Men aren’t perfect by any means.
From the countless reports of scandalous behaviour by some of Hollywood’s most powerful to Gillette’s controversial advert at the beginning of 2019, the general picture painted of men over the last 18 months has been rather bleak.
As a female led business, with many thousands of male customers, we thank the many good men we have encountered. For their loyalty, their generosity and most of all their decency over the years.
This Father’s Day, let’s celebrate the fact that the world has many good men. They far outnumber the bad.
So what makes a man, a good man? And what’s all this got to do with health and wellness? Read on to find out!
There are scientific studies aplenty that have tried to identify the key traits that make the perfect man. There is of course, no such precise answer. Controlled analyses on varying samples of men might give a flavour of what matters, but we don’t think any such study can provide a definitive answer.
The classic traits that many will be familiar with are:
But do these qualities really make a good man? We think that perhaps they are the ingredients for making an attractive man. And that’s no bad thing. They are certainly a better set of qualities than the questionable ‘tall, dark and handsome’ phrase from the 19th century.
Contemporary opinions have evolved and today, in addition to those classic characteristics, it takes a little more to reach the exalted status of being a good man.
Some of the most important additional qualities include:
We call this section on trend, because these topics have been much discussed in recent months. However, the reality is of course, that these ‘additional’ qualities have long been key definers of goodness throughout the history of mankind.
So we have identified some classic and also some contemporary qualities that may define a good man. But can these alone be enough?
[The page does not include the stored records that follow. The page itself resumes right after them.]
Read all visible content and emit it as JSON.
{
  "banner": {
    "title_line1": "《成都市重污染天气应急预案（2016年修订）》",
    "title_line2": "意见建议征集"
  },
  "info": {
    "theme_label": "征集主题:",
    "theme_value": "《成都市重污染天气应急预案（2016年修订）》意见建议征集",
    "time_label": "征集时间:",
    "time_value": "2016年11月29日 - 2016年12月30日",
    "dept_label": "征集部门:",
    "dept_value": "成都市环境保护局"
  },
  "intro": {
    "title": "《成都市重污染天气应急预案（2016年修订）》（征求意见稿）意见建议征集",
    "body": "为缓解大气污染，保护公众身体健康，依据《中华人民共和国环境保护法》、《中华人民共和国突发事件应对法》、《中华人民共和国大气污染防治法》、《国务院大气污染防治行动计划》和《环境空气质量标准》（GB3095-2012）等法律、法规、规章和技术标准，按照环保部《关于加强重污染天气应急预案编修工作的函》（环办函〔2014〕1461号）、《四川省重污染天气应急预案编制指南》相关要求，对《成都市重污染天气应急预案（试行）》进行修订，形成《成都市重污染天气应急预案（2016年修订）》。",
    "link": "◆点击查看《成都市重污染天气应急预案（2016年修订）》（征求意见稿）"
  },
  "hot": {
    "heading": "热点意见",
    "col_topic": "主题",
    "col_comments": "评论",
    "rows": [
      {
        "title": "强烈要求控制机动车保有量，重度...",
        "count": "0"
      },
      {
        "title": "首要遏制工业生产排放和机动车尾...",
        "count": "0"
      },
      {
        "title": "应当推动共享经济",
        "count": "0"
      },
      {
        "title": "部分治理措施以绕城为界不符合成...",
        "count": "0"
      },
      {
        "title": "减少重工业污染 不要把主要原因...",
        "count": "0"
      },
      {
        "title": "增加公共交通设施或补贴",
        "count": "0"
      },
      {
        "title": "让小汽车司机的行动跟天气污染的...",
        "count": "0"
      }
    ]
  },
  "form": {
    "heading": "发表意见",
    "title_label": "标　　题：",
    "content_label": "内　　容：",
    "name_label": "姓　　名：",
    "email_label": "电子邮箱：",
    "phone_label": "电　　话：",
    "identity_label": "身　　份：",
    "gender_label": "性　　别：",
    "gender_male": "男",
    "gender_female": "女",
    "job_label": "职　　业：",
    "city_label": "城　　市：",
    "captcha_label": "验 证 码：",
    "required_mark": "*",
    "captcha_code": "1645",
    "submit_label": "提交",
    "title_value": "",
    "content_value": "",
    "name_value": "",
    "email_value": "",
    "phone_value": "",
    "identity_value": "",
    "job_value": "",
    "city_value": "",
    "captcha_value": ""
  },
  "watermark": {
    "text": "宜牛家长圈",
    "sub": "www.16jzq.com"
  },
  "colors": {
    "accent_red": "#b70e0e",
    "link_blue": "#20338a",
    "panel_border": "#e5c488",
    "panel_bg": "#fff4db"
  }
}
We think there is one more vital factor to being classified a good man.
The answer lies in the abdomen.
Now, before a frown begins to develop on the face of any slightly overweight men reading this, we are not for a moment suggesting that a good man must have a six-pack tummy. We are talking about something entirely different.
The Chinese have long believed in the importance of the abdomen when it comes to health and in particular something called ‘Qi’ or ‘vital energy’. It is not easy to explain exactly what it meant by vital energy. Partly because it is not something you can simply point at - unlike flowing locks, bulging muscles or even wit and humour.
In the Western world, it may help to think of the concept of gut feeling, which many of us are familiar with. Often, without reading any rules, we just know whether or not something feels right, feels good.
It is this gut feeling, our instinctive and natural reaction, which most often finally defines whether we feel someone is a good man.
This Father’s Day, whether you are booking a massage to treat yourself for being a good man or decide to buy a gift massage for a special man in your life, feel even better within yourself by focusing on exhibiting good energy.
Massage therapists on our platform are selected for having many excellent qualities. One of the most important is an ability to offer empathy during treatments. Next time you have a massage at home, feel free to compliment and complement your therapist’s good energy with mutual care and respect. You might be pleasantly surprised at how much better you will feel both during and after your massage treatment.
We are of course all equal but different. One cannot replace another, but we can certainly complement each other and contribute equally to creating something better for all us.
Happy Father’s Day to all dads, would-be-dads and will-be-dads!